Exercise goal:
Every line of the records below that has the word "Cancels" should be copied.

Records from a data collection

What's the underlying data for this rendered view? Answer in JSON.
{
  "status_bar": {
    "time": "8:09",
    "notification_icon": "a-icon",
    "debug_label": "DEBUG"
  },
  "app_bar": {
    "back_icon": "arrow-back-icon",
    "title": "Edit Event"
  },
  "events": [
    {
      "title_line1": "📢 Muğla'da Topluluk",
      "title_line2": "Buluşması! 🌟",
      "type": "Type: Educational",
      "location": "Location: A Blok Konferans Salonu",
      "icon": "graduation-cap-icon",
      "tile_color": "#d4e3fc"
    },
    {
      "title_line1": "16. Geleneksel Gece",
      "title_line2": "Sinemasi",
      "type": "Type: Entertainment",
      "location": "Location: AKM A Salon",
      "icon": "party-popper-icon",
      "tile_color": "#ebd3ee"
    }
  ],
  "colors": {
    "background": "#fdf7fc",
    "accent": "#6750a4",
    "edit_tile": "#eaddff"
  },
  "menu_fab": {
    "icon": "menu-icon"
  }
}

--

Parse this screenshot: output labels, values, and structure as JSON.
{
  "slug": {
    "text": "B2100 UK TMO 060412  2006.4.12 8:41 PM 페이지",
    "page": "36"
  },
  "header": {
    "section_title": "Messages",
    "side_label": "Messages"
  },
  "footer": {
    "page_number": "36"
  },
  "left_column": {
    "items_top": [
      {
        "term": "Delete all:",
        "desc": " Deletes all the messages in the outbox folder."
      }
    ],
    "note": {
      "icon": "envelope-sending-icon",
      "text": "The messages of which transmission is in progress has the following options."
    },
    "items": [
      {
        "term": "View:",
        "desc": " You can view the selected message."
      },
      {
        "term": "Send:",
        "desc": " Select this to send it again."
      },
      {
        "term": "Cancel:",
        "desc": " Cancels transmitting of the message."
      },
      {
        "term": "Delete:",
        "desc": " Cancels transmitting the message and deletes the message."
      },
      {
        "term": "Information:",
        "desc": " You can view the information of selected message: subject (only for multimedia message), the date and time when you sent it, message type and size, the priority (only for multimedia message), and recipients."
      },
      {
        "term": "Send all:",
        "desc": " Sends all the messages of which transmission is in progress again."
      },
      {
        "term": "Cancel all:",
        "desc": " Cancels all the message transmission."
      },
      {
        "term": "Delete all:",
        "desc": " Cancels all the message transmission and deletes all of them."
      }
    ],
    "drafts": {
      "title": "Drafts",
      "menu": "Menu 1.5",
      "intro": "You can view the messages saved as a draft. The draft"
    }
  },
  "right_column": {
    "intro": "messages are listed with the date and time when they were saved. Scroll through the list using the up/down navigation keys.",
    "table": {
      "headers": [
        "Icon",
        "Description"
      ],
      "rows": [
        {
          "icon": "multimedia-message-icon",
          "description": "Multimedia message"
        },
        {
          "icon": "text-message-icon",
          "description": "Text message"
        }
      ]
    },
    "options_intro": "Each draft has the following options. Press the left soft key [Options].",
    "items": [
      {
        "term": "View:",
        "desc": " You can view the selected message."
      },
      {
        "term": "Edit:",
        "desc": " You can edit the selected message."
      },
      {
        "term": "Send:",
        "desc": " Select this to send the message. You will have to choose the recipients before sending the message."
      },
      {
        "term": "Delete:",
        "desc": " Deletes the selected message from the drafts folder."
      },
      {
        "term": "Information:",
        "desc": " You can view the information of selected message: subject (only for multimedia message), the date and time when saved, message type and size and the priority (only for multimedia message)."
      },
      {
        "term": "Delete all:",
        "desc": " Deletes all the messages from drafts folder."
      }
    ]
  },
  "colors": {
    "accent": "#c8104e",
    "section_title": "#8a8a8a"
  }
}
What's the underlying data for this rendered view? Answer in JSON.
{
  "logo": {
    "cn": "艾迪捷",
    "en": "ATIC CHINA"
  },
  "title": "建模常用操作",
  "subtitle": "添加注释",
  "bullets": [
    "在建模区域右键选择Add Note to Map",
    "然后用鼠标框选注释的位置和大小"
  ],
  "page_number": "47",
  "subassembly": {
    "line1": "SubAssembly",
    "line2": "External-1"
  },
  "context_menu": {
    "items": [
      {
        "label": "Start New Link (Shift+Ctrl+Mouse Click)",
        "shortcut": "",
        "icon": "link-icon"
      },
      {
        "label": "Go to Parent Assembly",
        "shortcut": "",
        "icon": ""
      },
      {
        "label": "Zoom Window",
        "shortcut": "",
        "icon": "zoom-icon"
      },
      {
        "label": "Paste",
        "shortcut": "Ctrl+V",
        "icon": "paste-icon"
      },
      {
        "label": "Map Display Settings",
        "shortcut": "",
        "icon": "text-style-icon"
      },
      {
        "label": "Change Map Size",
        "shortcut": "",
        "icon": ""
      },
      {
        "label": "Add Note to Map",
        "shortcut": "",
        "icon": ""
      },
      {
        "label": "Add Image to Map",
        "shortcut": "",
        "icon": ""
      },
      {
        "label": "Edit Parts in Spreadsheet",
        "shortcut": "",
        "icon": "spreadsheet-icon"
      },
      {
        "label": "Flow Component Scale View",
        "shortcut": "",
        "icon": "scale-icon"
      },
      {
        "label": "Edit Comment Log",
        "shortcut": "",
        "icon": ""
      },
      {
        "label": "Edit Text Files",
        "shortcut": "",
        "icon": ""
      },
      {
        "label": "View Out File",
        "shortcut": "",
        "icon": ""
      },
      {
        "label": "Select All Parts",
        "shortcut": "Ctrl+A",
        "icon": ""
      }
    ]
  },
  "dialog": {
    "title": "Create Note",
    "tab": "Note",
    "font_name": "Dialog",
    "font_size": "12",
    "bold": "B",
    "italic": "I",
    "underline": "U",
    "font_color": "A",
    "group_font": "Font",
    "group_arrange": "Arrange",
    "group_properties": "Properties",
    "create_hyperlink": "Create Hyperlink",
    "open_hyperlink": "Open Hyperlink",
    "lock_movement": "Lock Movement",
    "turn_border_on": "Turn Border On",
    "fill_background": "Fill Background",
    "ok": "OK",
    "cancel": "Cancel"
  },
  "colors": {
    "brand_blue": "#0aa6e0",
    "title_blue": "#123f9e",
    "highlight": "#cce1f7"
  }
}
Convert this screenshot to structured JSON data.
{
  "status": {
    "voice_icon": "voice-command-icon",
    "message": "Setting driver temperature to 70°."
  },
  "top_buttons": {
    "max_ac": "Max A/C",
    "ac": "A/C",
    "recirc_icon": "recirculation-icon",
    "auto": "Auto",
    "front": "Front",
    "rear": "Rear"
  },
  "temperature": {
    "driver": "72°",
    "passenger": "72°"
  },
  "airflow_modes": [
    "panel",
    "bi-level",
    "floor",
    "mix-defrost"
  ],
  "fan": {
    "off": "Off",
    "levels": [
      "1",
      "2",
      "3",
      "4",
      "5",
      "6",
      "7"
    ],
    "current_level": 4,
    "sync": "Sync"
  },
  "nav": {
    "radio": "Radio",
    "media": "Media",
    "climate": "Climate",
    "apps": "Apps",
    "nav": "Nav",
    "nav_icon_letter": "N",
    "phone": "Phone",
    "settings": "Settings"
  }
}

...

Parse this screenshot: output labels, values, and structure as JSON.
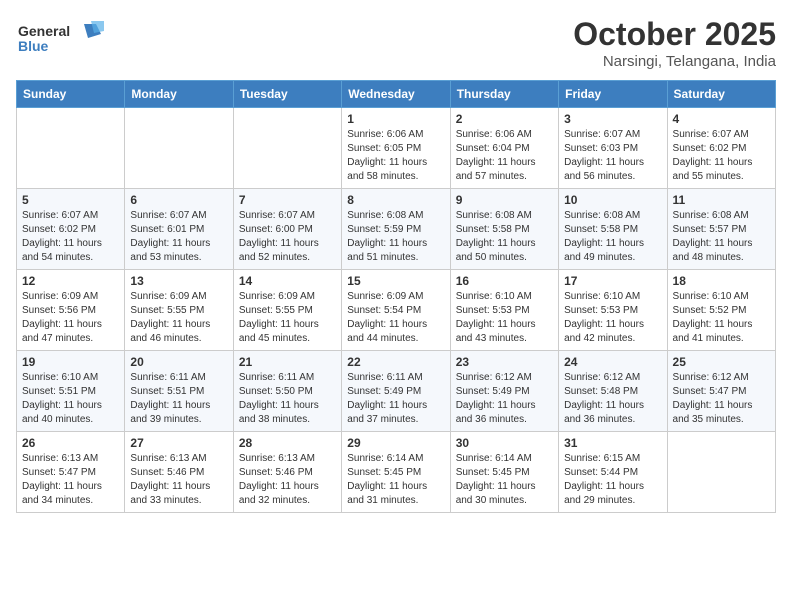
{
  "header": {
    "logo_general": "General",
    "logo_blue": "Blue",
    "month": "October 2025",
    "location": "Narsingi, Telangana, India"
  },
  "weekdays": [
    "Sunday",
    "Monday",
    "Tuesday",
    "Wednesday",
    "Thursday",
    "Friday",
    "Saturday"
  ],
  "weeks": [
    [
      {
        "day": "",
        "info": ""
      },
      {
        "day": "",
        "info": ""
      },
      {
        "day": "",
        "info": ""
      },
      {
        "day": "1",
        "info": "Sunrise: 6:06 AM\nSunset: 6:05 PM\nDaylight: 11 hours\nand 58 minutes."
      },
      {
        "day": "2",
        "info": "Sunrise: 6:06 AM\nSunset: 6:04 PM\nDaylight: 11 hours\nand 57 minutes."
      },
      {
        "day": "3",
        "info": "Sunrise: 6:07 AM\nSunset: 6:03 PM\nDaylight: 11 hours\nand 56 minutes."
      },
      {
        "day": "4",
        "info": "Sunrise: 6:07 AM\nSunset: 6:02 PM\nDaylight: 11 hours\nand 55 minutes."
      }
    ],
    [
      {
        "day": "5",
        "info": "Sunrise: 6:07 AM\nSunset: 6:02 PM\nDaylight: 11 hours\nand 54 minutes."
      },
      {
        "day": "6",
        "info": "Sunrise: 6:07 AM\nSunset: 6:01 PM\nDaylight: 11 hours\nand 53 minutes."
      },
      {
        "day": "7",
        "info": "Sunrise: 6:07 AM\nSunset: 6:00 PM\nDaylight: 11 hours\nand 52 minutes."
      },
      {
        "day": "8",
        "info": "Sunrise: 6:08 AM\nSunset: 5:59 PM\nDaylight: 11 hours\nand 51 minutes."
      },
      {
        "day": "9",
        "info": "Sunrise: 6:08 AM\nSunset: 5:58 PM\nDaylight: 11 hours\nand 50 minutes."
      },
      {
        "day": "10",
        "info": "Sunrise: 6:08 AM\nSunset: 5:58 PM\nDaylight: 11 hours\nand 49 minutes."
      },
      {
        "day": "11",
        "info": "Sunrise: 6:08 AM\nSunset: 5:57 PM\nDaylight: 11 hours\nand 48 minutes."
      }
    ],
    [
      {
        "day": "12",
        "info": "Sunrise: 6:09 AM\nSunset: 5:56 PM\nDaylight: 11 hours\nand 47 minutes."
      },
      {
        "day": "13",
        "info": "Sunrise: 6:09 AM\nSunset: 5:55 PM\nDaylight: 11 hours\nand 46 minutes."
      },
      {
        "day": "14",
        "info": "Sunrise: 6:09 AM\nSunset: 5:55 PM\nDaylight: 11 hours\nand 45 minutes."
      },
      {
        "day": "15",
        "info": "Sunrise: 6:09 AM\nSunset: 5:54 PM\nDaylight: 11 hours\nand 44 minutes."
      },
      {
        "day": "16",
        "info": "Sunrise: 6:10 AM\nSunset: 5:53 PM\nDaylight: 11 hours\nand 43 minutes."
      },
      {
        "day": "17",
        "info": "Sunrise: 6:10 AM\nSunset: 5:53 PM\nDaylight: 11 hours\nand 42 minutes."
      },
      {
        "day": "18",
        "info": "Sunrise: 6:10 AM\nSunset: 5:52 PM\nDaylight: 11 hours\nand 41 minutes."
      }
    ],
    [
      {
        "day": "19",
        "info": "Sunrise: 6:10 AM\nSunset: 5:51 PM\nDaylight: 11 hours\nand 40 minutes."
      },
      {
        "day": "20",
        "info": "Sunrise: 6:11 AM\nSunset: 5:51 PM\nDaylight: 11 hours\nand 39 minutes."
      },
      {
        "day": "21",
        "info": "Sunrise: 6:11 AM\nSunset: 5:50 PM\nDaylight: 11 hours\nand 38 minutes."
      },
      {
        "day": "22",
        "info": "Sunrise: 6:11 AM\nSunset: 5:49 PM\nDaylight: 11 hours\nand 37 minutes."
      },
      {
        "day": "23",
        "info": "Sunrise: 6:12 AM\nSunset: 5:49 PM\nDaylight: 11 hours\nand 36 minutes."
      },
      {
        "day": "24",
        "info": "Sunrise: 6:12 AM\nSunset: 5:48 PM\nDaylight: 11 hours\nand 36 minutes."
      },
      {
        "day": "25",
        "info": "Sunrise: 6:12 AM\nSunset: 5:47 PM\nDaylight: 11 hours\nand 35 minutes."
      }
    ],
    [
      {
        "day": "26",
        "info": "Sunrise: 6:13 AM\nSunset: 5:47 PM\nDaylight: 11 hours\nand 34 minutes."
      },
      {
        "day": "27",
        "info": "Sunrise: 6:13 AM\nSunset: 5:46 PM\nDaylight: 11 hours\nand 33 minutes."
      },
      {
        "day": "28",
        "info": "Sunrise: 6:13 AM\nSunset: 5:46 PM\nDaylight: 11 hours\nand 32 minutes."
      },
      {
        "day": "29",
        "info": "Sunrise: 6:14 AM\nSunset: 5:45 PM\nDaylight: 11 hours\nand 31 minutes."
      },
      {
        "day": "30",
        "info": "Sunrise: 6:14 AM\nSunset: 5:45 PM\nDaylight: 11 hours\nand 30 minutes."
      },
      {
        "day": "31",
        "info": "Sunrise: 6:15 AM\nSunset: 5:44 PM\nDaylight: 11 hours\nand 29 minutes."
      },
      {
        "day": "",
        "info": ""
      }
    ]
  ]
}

Result:
        "desc": " Cancels transmitting of the message."
        "desc": " Cancels transmitting the message and deletes the message."
        "desc": " Cancels all the message transmission."
        "desc": " Cancels all the message transmission and deletes all of them."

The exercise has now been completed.